Via IMF (Den Internationale Valutafond)

Young Cambodian students taking English lessons. Cambodia’s primary school enrollment rate is nearly 100%, a result of increased public spending on education in the country. (photo: Yongyuan Dai/istock photos)

Young Cambodian students taking English lessons. Cambodia’s primary school enrollment rate is nearly 100%, a result of increased public spending on education in the country. (photo: Yongyuan Dai/istock photos)

Cambodia: Fiscal Policies Can Further Boost Sustainable Development

December 27, 2019

Cambodia continues to rank among the fastest growing economies in Southeast Asia and has made significant progress toward meeting its development goals. To underpin further progress, the country would need to channel additional spending into priority sectors like education, health, and physical infrastructure in the context of a sustainable financing plan.

Efforts would need to continue to improve spending efficiency, public investment management practices, and coordination across government units. Support from development partners and involvement of the private sector are also essential.

Cambodia’s economic growth remains strong at 7 percent in 2019 and the country continues to advance its development agenda, according to the IMF’s latest economic assessment.

Public investment and private sector involvement resulted in improved access to and quality of physical infrastructure, such as electricity and roads. Public spending on health and education also increased, which led to improved quality and access. As a result, for example, the enrollment rate in primary education has reached almost 100 percent.

Cambodia continues to prioritize the Sustainable Development Goals (SDGs) by mapping them (along with one additional goal related to de-mining) into the country’s national policy priorities. The new government’s strategy reflects Cambodia’s SDG framework and is the basis for the National Strategic Development Plan for 2019–23.

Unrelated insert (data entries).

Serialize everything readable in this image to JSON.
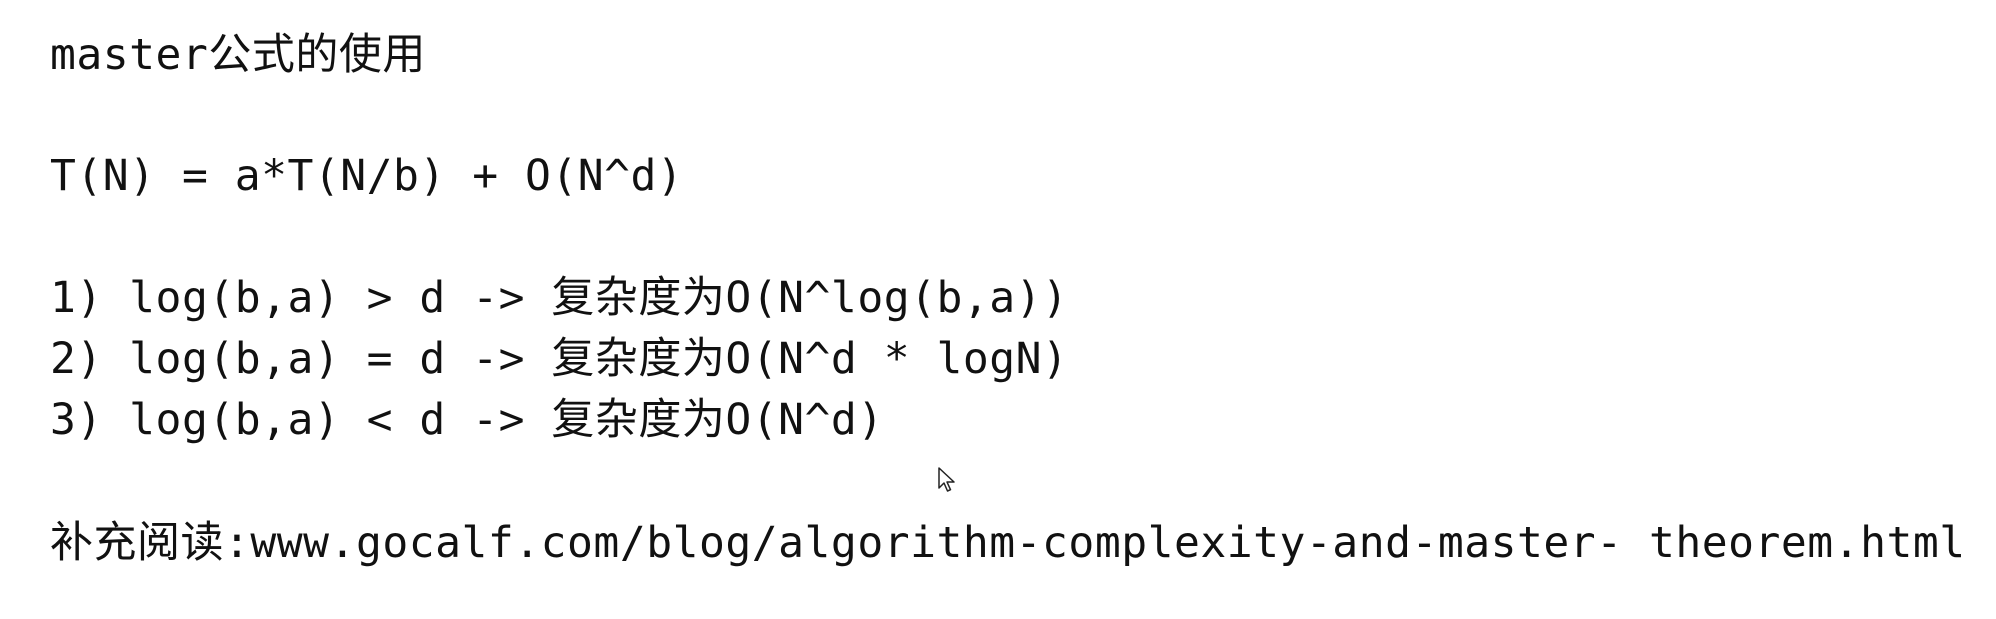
{
  "title": "master公式的使用",
  "formula": "T(N) = a*T(N/b) + O(N^d)",
  "cases": [
    "1) log(b,a) > d -> 复杂度为O(N^log(b,a))",
    "2) log(b,a) = d -> 复杂度为O(N^d * logN)",
    "3) log(b,a) < d -> 复杂度为O(N^d)"
  ],
  "reading": {
    "label": "补充阅读:",
    "url": "www.gocalf.com/blog/algorithm-complexity-and-master- theorem.html"
  },
  "cursor_icon": "arrow-pointer"
}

READ ALSO  A Leap Forward on Cross-Border Payments – IMF Blog

Still, the country’s ambitious development plans will require further policy efforts on many fronts. Despite recent progress, Cambodia lags behind its regional peers in terms of access to and quality of social services and physical infrastructure.

Estimates suggest that more spending is required to meet selected SDGs and improve the daily lives of all Cambodians. The quantity and quality of health and education services, as well as physical infrastructure, need to be improved.

IMF staff estimate that additional spending of about 7½ percent of Cambodia’s 2030 GDP is needed to help fund priority SDGs, with education and health accounting for about two-thirds of the total needs. While spending needs for reaching water and sanitation goals are smaller, achieving universal access to electricity and roads would require additional annual spending of at least 2½ percent of projected 2030 GDP. These estimates account partially for climate mitigation policies (such as an increase in the use of solar energy to generate electricity) and maintenance costs.

Policy action

Well-designed fiscal policies can help support Cambodia’s development goals. Additional spending on education, health, and infrastructure—in line with national strategic priorities—will support progress towards the country’s SDGs. Improvements in spending efficiency and public investment management practices—including through better coordination across government units—will be essential.

To help finance the spending needs without taking on high levels of public debt, efforts would need to continue to further mobilize domestic revenue. The government could also partially draw down its deposits, borrow at concessional terms, and bring in development partners and the private sector where feasible.

READ ALSO  Europe Needs to Maintain Strong Policy Support to Sustain the Recovery – IMF Blog

In addition to improving social services and infrastructure, also topping the list of priorities is to continue improving environmental sustainability. This includes climate mitigation policies—by moving, for instance, more towards renewable sources of energy—and the country’s natural disaster and climate change preparedness.